Am I the only person who is concerned that our teenagers are buying into a system of dating that might not be good for them in the long run? Our teen culture’s system of go together/break up/repeat is counterproductive if their eventual desire is to be successful long-term in marriage. But most kids (even “good” Christian kids) have never considered that.
This is something I document fully in the book I just finished writing. (You’ll have to wait a bit longer if you want to read it.) In the meantime, here’s an illustration I stole from the manuscript…
There is a small pond in our neighborhood, probably no bigger than a few acres. It has a healthy population of fish that the neighborhood kids catch and release.
I would imagine that the existence of a fish living in that pond is a relatively simple and peaceful one. He has a limited understanding of reality: he swims, he eats, he reproduces. He has never laid eyes on a mountain or skyscraper or a sectional sofa. His tiny little brain has no understanding of philosophy or ethics or taxes. Except for the occasional kid who puts a hook in his mouth, stares at him for a few moments and then tosses him back in the water, he has very little stress.
What would it be like to be able to “speak fish” for a few minutes and try to explain to some large mouth bass in that pond that there exists a whole different world beyond the environment of his watery home? How easy would it be for me to convince him that there are trillions upon trillions of creatures who successfully live in the oxygen that he can’t seem to breathe? Outside of the pond, there is history and culture and art and beauty on display in millions of different dimensions and colors. There are digital cameras and drive thru restaurants and reality television shows.
If I could communicate with that fish, it is unlikely that he would believe me about any of this. In fact, he would probably not even have the ability to comprehend what I was trying to describe for him. It would be too far removed from his understanding of what is real and what is true.
Our kids are a lot like that fish.
The everyday environment in which our young people grow up will help define, in a large part, their perspective of reality. It will determine for them what is normal, what is acceptable, and what is expected of them. If a particular lifestyle or belief is prevalent in their world and if it seems to work for the people around them, they are likely to embrace it as their own. It becomes the lens through which they see the world. From that point on, it is unlikely that they will easily see it any other way.
Psychologists define this as a person’s “schema.” Dictionary.com puts it this way: “A schema provides the basis by which someone relates to the events he or she experiences.” It is simply a fancy way of saying that a person’s experiences and background will cause them to think about things and issues a certain way.
So here’s the big question: “Should the schema of a Christ-follower be different from the schema of someone whose life is not submitted to Christ?” In other words, should our values and perspectives and worldview be different?
We would think so.
However, it is becoming increasingly more difficult in western Christianity to see a difference between believers and unbelievers. The lines separating us with regard to our worldview, our habits, and our lifestyle choices are becoming more and more grey.

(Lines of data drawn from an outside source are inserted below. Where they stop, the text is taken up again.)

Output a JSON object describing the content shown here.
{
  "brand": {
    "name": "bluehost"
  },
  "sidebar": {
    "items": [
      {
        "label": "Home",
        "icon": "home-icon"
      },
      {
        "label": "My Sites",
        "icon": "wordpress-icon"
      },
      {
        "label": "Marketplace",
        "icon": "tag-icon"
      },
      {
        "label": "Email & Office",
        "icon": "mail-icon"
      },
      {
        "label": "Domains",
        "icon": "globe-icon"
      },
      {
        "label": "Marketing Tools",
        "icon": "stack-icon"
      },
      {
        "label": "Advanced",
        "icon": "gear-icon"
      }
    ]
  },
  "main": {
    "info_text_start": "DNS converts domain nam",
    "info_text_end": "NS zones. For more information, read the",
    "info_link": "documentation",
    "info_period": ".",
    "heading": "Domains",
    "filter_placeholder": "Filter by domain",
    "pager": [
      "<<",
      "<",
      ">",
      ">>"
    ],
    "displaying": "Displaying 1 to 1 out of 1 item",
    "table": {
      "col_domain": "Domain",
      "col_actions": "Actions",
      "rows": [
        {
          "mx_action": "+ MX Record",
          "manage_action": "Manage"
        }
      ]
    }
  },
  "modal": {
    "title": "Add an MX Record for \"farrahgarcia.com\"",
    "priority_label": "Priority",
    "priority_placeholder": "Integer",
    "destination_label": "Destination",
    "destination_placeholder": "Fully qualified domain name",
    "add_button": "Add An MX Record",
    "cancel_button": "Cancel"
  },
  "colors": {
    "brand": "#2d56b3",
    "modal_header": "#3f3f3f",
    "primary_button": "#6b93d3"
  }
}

In John 15:19, Jesus put it this way: “If you belonged to the world, it would love you as its own. As it is, you do not belong to the world, but I have chosen you out of the world. That is why the world hates you.” Christ made clear that one of the facets of being His disciples would be that the world, as a whole, wouldn’t like us. It wouldn’t fully understand us. In contrast, he says that if we are of the world (as opposed to being of Him), then we are going to fit in to the dominant culture very nicely.
The reality is that our kids are fitting into the culture all too comfortably.

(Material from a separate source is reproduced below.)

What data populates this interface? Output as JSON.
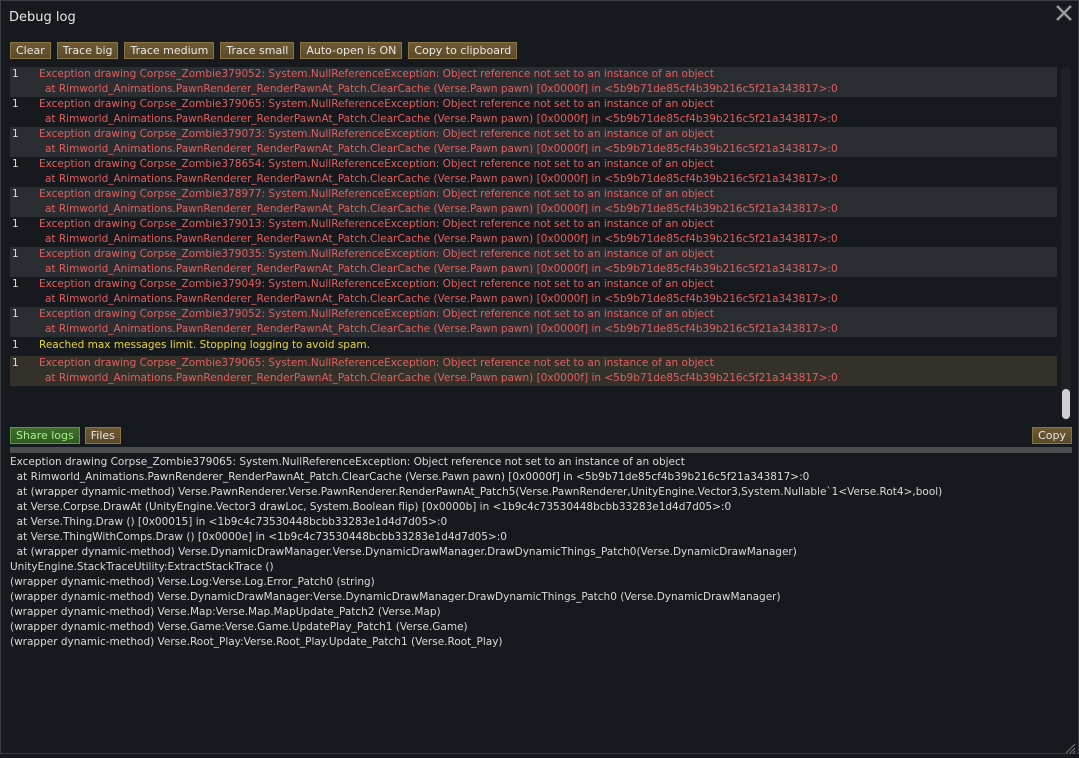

Christian parents must be consistently driving home the truth that we are called to be and live and think differently than the world. We must train our kids very early on that we are not going to play by the world’s rules. We do this not to be restrictive but because God has called us to a better way. It may be hard sometimes. We may end up feeling a bit like fish out of water, but it’s just the reality of living as a Christ-follower in a fallen world.
Families with teenagers must face this reality as it relates to what dating will look like. Young teenagers whose parents have not been deliberate to define a few rules and realities will naturally come to embrace what they see around them. In their young minds, what the world offers to them will be normal, reasonable, and appropriate.
However, those who are raised in homes with intentional parents will already know both some perspectives and some parameters regarding what they can expect in their interactions with the opposite sex. They will have been equipped from a very early age to consider that some of the culture’s ideas on this subject are just plain wrong and even potentially dangerous.
As we are called by Christ to be different, there must be an understanding in our homes that even if everybody else is doing something one way, we may choose to operate by an entirely different set of rules. That is simply a non-negotiable component of being Christ-followers.